◆ **GIVEN DATA**
=======

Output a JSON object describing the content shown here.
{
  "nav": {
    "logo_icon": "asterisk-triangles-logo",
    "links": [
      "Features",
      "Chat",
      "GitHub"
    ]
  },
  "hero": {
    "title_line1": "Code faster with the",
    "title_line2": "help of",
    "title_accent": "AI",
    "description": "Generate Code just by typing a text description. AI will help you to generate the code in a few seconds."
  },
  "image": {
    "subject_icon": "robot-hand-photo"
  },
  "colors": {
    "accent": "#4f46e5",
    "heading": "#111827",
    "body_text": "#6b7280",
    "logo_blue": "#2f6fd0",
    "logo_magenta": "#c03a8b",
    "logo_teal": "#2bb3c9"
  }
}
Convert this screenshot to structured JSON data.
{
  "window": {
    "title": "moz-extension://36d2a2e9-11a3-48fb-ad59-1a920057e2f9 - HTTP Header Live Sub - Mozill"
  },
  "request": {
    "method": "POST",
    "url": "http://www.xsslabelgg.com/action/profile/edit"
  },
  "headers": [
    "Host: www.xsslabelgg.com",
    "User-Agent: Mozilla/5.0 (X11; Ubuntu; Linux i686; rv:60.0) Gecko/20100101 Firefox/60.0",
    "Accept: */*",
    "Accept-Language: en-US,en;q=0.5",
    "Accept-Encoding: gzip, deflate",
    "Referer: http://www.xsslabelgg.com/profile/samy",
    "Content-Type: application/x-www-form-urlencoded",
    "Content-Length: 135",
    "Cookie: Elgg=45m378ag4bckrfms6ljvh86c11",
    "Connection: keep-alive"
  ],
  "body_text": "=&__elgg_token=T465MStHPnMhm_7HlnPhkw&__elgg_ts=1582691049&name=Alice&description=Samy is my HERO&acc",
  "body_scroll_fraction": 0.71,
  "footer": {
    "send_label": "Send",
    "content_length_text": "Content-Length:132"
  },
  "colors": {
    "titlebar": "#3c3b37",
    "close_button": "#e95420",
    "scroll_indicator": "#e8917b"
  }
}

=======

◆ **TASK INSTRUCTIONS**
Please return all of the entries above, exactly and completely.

◆ **SOLUTION TO THE EXERCISE**
Output a JSON object describing the content shown here.
{
  "nav": {
    "logo_icon": "asterisk-triangles-logo",
    "links": [
      "Features",
      "Chat",
      "GitHub"
    ]
  },
  "hero": {
    "title_line1": "Code faster with the",
    "title_line2": "help of",
    "title_accent": "AI",
    "description": "Generate Code just by typing a text description. AI will help you to generate the code in a few seconds."
  },
  "image": {
    "subject_icon": "robot-hand-photo"
  },
  "colors": {
    "accent": "#4f46e5",
    "heading": "#111827",
    "body_text": "#6b7280",
    "logo_blue": "#2f6fd0",
    "logo_magenta": "#c03a8b",
    "logo_teal": "#2bb3c9"
  }
}
Convert this screenshot to structured JSON data.
{
  "window": {
    "title": "moz-extension://36d2a2e9-11a3-48fb-ad59-1a920057e2f9 - HTTP Header Live Sub - Mozill"
  },
  "request": {
    "method": "POST",
    "url": "http://www.xsslabelgg.com/action/profile/edit"
  },
  "headers": [
    "Host: www.xsslabelgg.com",
    "User-Agent: Mozilla/5.0 (X11; Ubuntu; Linux i686; rv:60.0) Gecko/20100101 Firefox/60.0",
    "Accept: */*",
    "Accept-Language: en-US,en;q=0.5",
    "Accept-Encoding: gzip, deflate",
    "Referer: http://www.xsslabelgg.com/profile/samy",
    "Content-Type: application/x-www-form-urlencoded",
    "Content-Length: 135",
    "Cookie: Elgg=45m378ag4bckrfms6ljvh86c11",
    "Connection: keep-alive"
  ],
  "body_text": "=&__elgg_token=T465MStHPnMhm_7HlnPhkw&__elgg_ts=1582691049&name=Alice&description=Samy is my HERO&acc",
  "body_scroll_fraction": 0.71,
  "footer": {
    "send_label": "Send",
    "content_length_text": "Content-Length:132"
  },
  "colors": {
    "titlebar": "#3c3b37",
    "close_button": "#e95420",
    "scroll_indicator": "#e8917b"
  }
}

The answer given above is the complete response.